Continued political unrest and deepening financial crisis, plunge Hungary’s luxury market into chaos
Continued political unrest, following months of demonstrations against the changes in the Constitution implemented by the current government, coupled with a deep financial crisis have climaxed last week in the collapse of Malev, Hungary’s national airline, almost 66 years in operation. In an unprecedented situation in an E.U. country, the local and EU authorities have done little to prevent this dramatic outcome (compared to Alitalia’s case 2 years ago) which will result in a drop in tourism and a hike in airline tickets. Already, flight tickets to / from Budapest have become 20% more expensive, most regional airlines taking advantage of the complete grounding of Malev’s fleet.
New York and Beijing used to be the most profitable and most important routes from the point of view of wealthy travellers to Budapest, which has been seeing occupancy rates and average nightly room rates drop by at least 10% since the beginning of this year, the most affected being the luxury hospitality sector which has an oversupply. InterContinental and Four Seasons were last year sold for at least 50% of their value 5 years ago and other hotels are said to be for sale, especially in the capital of Budapest and the resort towns of Bük and Sárvár.

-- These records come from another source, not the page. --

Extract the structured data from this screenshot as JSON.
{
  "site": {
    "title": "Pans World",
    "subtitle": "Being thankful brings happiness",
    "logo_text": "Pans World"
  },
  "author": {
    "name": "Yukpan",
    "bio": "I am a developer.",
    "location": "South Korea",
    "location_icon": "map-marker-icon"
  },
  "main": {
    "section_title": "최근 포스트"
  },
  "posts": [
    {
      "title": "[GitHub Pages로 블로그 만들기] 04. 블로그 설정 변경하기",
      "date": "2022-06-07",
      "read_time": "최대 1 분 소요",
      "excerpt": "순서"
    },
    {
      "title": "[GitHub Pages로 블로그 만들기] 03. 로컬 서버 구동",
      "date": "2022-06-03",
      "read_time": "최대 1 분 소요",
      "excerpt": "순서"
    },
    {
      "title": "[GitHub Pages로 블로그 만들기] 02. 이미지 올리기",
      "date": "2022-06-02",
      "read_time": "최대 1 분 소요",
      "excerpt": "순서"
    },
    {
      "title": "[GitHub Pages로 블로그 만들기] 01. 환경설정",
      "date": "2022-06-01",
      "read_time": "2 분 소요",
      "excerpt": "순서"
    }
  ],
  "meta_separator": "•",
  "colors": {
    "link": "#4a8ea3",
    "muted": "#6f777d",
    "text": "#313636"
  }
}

Roberto Cavalli, Emporio Armani, Fidji (Christian Dior) are among the luxury stores which closed in 2011. Market sources indicate a similar outcome for D&G and Escada among other possible closures this year. Hungary has been the worst performing luxury market for Louis Vuitton, Gucci and Burberry in Central Europe for the past 2 years.